  • 4. WHICH IS WORSE? ...one day the old woman ventured to remark: “I should like to know which is worse: to be raped a hundred times by negro pirates, and have a buttock cut off, and run the gauntlet of the Bulgars, and be flogged and hanged in an auto-da-fé, and be dissected, and have to row in a galley — in short, to undergo all the miseries we have each of us suffered — or simply to sit here and do nothing?” — “That is a hard question,” said Candide.
  • 5. “THAT IS A LOT” “Monsieur,” said Candide to the abbé, “how many plays have been written in French?” — “Five or six thousand,” came the reply. — “That is a lot,” said Candide, “and how many of them are any good?” — “Fifteen or sixteen,” replied the other. — “That is a lot,” said Martin.
  • 6. DOGES & GONDOLIERS “But look at those gondoliers,” said Candide; “do they not sing all day long?” — “Yes, but you don’t see them at home with their wives and their squalling children,” said Martin. “The Doge has his troubles, the gondoliers have theirs. It is true that, all things considered, the lot of a gondolier is preferable to that of a Doge, but I think the difference is so slight as not to be worth arguing over.” (74)
  • 7. WHY IS THE WOOL OF THIS SHEEP RED? ...he [Candide] was only grieved to be parting from his sheep, which he left to the Academy of Science in Bordeaux; they offered as the subject of that year’s essay prize the question: “Why is the wool of this sheep red?” The prize was awarded to a scholar from the North, who proved by means of A plus B minus C divided by Z that the sheep must of necessity be red, and must perforce die in due course of sheep-pox. (59)
  • 8. SUPPERS IN PARIS The supper was like most suppers in Paris: silence at first, then a confused babble in which no one can make themselves heard, followed by an exchange of largely insipid witticisms, false news, pointless argument, a little politics and a quantity of slander; there was even some talk of the latest books. (63)
  • 9. ARE THEY AS MAD THERE? “...What sort of a world is this?” sighed Candide on board the Dutch ship. — “A very mad and very abominable one,” replied Martin. — “You have been to England,” said Candide. “Are they as mad there as in France?” — “It’s a different type of madness,” said Martin. “As you know, the two countries are at war over a few acres of snow on the Canadian border, and they are spending rather more on their lovely war than the whole of Canada is worth...” (69)
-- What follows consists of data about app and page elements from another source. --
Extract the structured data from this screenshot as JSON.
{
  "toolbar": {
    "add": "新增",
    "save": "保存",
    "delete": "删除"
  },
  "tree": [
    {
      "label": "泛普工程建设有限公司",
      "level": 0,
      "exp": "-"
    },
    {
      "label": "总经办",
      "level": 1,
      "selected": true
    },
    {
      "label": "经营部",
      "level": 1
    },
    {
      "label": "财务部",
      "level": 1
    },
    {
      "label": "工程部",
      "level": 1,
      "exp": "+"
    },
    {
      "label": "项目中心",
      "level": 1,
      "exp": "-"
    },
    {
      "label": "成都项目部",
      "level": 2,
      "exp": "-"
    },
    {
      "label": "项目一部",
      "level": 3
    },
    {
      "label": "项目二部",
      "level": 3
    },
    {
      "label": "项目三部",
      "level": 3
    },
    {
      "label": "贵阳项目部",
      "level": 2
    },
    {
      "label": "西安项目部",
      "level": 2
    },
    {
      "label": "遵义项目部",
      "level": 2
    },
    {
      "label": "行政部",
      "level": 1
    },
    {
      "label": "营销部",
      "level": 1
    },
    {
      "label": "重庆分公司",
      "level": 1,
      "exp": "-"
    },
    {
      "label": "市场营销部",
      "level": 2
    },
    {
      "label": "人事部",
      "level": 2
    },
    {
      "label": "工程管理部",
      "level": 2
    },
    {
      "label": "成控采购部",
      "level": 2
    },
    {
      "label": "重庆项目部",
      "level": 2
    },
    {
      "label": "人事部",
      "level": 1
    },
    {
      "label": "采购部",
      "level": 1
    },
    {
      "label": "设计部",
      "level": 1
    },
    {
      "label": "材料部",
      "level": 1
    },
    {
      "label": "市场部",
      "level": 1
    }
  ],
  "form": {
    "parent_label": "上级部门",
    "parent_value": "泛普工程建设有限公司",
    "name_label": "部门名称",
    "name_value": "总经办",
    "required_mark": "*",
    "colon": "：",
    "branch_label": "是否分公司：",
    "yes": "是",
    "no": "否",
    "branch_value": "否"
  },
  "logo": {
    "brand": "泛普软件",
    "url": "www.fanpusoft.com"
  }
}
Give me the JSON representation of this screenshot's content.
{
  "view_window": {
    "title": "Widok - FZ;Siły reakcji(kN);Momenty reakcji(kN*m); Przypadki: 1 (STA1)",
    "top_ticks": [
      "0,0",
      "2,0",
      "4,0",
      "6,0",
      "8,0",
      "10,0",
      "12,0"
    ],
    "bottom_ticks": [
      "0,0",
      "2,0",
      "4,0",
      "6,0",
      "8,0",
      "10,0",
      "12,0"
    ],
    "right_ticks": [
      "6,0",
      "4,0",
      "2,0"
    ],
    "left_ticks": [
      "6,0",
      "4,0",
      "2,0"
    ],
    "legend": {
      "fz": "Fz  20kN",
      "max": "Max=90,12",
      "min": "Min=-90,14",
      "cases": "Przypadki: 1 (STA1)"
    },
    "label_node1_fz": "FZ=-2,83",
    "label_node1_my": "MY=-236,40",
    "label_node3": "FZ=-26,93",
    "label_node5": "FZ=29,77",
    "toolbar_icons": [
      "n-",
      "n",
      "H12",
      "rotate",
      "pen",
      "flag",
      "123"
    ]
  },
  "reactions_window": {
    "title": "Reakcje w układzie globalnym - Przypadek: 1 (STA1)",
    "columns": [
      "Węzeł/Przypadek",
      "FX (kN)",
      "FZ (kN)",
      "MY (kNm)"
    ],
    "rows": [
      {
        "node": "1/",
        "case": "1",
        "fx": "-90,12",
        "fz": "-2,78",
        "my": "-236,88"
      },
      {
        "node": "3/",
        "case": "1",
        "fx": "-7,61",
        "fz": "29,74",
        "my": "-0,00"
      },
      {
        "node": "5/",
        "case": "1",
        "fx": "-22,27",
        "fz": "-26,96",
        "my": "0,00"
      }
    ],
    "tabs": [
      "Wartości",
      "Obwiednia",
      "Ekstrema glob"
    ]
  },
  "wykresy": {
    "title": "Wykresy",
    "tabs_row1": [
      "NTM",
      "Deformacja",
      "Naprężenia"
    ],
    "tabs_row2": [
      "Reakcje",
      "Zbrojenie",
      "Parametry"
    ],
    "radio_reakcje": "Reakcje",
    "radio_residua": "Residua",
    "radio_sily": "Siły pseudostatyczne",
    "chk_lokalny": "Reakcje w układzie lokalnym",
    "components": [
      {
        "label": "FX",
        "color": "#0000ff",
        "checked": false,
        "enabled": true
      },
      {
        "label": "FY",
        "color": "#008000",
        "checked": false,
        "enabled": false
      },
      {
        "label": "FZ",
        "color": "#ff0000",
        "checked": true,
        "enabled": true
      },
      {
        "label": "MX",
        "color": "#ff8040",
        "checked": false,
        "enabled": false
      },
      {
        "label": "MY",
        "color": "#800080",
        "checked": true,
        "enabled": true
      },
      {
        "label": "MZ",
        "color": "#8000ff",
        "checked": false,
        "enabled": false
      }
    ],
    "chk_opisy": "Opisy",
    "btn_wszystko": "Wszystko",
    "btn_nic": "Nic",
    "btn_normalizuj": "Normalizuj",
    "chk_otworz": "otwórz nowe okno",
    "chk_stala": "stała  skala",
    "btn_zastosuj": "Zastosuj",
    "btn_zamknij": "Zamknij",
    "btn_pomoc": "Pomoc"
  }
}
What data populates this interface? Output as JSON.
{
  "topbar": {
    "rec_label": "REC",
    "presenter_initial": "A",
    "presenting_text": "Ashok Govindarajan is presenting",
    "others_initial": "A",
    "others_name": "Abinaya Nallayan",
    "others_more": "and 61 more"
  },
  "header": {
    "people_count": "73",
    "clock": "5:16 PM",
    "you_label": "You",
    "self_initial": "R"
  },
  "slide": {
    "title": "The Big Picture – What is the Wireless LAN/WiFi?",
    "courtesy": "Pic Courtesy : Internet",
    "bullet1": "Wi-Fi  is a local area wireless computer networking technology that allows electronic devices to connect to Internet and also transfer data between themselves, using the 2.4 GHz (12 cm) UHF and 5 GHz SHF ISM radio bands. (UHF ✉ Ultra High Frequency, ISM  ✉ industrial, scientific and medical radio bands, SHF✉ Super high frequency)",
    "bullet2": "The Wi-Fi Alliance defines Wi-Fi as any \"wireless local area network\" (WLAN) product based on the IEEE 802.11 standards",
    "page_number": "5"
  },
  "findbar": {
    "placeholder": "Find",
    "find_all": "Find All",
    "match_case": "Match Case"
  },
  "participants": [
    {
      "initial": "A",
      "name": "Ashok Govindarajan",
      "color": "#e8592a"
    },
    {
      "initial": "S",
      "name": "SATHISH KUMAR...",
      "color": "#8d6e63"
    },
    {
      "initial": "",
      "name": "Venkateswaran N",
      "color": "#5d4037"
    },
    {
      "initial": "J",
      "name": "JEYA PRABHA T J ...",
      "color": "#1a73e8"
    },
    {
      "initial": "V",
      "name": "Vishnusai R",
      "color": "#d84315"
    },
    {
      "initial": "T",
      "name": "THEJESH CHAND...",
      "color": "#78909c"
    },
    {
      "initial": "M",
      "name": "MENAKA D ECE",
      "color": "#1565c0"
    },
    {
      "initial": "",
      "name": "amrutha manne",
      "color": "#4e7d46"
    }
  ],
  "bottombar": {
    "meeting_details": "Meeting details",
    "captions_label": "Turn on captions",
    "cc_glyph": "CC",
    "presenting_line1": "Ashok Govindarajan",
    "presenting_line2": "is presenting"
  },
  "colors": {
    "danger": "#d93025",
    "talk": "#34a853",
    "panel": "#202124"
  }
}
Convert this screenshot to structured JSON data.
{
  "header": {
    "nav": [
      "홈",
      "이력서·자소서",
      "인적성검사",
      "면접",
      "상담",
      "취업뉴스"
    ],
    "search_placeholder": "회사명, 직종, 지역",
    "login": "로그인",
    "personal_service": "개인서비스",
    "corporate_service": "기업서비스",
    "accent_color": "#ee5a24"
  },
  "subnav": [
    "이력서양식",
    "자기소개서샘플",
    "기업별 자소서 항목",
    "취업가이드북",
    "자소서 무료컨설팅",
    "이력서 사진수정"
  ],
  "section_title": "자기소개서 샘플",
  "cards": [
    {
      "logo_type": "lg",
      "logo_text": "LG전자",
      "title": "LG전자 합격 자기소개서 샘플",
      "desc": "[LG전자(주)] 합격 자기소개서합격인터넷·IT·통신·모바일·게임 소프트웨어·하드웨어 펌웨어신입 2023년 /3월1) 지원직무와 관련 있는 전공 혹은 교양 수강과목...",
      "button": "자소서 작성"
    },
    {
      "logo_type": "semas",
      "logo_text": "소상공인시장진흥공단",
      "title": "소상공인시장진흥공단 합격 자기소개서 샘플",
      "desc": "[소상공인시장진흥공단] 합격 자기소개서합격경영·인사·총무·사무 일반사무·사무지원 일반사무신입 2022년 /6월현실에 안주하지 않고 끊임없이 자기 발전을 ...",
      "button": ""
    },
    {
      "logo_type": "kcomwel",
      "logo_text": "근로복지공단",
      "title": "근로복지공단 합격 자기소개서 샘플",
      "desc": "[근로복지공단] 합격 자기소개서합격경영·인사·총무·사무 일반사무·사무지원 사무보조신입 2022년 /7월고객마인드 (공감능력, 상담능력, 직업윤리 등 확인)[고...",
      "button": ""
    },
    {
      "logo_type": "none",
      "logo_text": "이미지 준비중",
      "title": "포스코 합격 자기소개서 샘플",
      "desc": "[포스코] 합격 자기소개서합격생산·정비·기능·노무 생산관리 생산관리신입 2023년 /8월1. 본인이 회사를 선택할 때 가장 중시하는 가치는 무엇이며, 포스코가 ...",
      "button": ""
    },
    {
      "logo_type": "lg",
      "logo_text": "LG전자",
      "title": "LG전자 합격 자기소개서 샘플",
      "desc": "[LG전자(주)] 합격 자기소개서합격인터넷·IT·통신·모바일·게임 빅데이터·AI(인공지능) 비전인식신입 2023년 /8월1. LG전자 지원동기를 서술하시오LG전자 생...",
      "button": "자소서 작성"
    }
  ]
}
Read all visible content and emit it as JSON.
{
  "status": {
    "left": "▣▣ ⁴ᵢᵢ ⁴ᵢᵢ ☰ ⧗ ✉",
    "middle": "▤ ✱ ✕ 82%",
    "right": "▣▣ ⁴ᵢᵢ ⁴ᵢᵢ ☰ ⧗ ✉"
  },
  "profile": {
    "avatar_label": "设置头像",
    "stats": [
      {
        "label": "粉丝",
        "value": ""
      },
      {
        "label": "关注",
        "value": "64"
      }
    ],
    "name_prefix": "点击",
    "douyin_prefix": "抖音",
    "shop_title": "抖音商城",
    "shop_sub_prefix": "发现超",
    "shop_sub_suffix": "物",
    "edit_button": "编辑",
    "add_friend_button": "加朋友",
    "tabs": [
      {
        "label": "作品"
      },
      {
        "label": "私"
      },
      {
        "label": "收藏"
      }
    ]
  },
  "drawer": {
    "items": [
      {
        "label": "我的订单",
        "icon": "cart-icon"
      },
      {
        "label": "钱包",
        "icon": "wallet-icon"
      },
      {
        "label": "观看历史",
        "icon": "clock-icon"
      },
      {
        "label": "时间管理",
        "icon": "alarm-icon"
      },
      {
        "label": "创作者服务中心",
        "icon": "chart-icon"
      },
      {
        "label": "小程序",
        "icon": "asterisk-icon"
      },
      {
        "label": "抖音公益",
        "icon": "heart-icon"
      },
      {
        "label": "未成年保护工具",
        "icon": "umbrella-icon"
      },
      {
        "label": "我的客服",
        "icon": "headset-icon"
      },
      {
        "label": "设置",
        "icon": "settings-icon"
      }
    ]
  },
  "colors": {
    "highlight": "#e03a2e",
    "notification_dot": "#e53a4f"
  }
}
  • 10. “WE MUST CULTIVATE OUR GARDEN” “You must have a vast and magnificent estate,” said Candide to the Turk. — “I have but twenty acres,” replied the Turk. “I cultivate them with my children; our work keeps at bay the three great evils: boredom, vice, and necessity.” Back on his little farm, Candide reflected deeply on the words of the Turk. He said to Pangloss and Martin: “That worthy old man seems to have created for himself an existence far preferable to that of the six kings with whom we had the honour of dining.” ... — “All I know,” said Candide, “is that we must cultivate our garden.” — “You are right,” said Pangloss, “for when man was placed in the garden of Eden, he was put there ut operaretur eum, so that he might work: which proves that man was not born for rest.” — “Let us set to work and stop proving things,” said Martin, “for that is the only way to make life bearable.” (93)
  • 11. OBSCENE CANDIDE? In 1930, U.S. Customs seized Harvard-bound copies of Candide, Voltaire's critically hailed satire, claiming obscenity. Two Harvard professors defended the work, and it was later admitted in a different edition. (http://onlinebooks.library.upenn.edu/banned-books.html)